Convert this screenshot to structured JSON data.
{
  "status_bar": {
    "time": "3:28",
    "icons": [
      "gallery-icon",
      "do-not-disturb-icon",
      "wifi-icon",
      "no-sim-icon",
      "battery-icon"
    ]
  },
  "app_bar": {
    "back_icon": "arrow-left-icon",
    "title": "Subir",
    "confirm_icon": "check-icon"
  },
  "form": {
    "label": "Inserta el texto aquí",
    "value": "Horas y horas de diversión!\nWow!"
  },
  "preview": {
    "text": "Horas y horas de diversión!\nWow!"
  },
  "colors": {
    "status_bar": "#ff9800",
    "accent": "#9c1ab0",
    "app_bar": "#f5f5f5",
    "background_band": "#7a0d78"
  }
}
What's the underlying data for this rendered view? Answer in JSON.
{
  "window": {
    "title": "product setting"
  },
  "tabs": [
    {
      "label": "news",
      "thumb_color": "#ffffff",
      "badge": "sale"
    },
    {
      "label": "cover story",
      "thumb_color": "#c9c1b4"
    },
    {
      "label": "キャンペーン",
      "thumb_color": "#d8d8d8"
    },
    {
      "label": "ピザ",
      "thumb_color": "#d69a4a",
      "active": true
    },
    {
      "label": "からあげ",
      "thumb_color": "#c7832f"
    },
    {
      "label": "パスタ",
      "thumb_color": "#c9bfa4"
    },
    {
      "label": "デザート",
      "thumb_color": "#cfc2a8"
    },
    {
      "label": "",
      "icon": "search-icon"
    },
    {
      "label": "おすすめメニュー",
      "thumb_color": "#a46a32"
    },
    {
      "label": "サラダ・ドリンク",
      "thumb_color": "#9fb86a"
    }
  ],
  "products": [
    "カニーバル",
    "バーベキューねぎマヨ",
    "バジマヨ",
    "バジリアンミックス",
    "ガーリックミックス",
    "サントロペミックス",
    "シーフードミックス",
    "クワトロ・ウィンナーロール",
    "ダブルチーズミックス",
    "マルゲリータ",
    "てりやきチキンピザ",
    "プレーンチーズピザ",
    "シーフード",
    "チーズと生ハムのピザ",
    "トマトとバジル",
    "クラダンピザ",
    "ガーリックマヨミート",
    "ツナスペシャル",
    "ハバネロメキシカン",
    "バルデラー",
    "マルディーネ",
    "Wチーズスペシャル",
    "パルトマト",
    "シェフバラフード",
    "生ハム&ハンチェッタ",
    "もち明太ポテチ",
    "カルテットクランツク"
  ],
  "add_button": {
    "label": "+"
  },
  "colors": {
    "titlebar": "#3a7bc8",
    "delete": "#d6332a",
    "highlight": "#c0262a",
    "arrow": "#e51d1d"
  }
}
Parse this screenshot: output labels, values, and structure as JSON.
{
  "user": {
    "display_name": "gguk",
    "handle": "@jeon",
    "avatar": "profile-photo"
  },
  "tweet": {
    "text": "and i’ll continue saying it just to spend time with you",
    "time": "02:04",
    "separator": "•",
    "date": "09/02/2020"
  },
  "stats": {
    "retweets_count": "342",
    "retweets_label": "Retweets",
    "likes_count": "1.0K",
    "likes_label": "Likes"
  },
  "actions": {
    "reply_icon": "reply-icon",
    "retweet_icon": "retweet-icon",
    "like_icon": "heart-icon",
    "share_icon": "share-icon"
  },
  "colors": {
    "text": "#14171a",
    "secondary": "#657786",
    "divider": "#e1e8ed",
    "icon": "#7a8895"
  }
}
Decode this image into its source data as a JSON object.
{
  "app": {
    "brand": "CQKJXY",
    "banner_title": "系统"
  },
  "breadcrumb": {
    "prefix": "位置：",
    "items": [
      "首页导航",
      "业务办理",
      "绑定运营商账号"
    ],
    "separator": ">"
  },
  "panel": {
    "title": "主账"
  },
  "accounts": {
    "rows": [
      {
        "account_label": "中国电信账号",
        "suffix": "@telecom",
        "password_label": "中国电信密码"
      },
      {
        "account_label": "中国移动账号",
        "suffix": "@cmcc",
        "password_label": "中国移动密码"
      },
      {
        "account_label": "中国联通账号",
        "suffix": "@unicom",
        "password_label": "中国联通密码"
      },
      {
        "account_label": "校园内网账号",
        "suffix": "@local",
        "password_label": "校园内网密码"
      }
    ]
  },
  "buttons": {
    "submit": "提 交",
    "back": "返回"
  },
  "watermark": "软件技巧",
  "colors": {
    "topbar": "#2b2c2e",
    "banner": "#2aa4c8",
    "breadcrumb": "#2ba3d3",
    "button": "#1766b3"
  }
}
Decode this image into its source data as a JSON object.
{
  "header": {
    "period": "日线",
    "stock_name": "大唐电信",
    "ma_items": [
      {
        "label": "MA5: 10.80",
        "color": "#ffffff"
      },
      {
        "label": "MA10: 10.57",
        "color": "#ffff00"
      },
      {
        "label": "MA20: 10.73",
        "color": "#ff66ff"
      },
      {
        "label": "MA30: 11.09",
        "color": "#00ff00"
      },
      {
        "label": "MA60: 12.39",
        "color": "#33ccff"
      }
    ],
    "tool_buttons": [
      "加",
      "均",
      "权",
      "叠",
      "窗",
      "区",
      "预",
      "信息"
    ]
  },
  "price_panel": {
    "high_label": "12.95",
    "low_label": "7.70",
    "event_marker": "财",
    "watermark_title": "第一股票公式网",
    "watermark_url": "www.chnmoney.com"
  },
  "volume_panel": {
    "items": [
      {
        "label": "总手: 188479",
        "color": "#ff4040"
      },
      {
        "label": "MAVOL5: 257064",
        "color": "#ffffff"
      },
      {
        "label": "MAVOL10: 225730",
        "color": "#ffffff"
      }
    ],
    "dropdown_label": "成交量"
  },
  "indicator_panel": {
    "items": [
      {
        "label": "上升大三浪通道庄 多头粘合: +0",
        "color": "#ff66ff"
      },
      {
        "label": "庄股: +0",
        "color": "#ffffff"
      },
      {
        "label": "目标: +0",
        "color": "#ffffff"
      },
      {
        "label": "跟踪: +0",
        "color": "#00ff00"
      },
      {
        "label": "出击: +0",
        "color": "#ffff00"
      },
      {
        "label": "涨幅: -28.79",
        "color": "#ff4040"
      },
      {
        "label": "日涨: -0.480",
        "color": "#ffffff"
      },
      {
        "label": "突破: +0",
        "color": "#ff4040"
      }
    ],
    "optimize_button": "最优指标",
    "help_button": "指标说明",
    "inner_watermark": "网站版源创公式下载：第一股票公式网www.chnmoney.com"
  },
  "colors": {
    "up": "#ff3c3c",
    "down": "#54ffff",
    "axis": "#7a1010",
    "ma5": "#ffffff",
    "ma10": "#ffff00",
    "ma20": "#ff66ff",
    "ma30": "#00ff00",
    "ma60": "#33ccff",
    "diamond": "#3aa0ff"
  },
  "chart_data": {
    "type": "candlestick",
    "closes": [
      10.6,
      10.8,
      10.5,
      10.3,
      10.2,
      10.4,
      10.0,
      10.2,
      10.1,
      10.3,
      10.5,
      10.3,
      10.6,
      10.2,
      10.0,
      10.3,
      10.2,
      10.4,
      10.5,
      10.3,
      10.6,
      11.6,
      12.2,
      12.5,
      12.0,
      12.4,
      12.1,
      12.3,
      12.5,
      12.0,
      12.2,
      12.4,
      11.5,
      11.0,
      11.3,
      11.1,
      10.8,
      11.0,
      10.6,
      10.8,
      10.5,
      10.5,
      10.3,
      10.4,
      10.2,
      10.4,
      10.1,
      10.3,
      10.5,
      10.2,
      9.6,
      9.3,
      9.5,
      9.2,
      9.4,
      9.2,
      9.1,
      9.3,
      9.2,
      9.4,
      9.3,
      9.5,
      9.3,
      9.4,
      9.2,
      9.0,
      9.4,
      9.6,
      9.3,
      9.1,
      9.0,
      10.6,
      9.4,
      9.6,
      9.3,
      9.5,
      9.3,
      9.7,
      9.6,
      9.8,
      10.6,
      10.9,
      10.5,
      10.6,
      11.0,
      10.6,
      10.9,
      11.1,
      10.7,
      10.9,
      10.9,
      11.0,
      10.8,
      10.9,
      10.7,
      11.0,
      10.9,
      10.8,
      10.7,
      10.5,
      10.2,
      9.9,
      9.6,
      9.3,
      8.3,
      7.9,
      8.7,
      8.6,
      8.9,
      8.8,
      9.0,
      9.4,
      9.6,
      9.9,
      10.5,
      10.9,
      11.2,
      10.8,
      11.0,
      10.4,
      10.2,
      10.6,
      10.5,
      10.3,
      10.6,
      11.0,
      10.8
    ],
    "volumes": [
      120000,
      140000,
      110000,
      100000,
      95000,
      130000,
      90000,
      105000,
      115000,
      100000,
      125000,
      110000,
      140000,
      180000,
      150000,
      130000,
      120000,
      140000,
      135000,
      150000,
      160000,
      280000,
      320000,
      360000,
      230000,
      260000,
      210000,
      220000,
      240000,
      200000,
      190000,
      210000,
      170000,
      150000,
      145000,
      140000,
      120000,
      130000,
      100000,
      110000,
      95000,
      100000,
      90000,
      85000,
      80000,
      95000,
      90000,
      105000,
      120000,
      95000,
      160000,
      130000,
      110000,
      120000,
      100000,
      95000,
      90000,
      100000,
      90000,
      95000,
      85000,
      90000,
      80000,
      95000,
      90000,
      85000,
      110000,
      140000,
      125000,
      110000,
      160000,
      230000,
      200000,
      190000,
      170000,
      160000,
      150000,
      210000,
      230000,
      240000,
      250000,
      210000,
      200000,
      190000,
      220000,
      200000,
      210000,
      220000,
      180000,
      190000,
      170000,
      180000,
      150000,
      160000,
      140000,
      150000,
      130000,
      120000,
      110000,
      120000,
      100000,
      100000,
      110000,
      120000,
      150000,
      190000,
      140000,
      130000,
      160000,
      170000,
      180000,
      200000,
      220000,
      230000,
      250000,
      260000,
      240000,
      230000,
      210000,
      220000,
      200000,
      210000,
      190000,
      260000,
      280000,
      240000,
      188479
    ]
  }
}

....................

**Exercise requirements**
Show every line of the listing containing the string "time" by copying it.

**Response to the task**
    "time": "3:28",
    "text": "and i’ll continue saying it just to spend time with you",
    "time": "02:04",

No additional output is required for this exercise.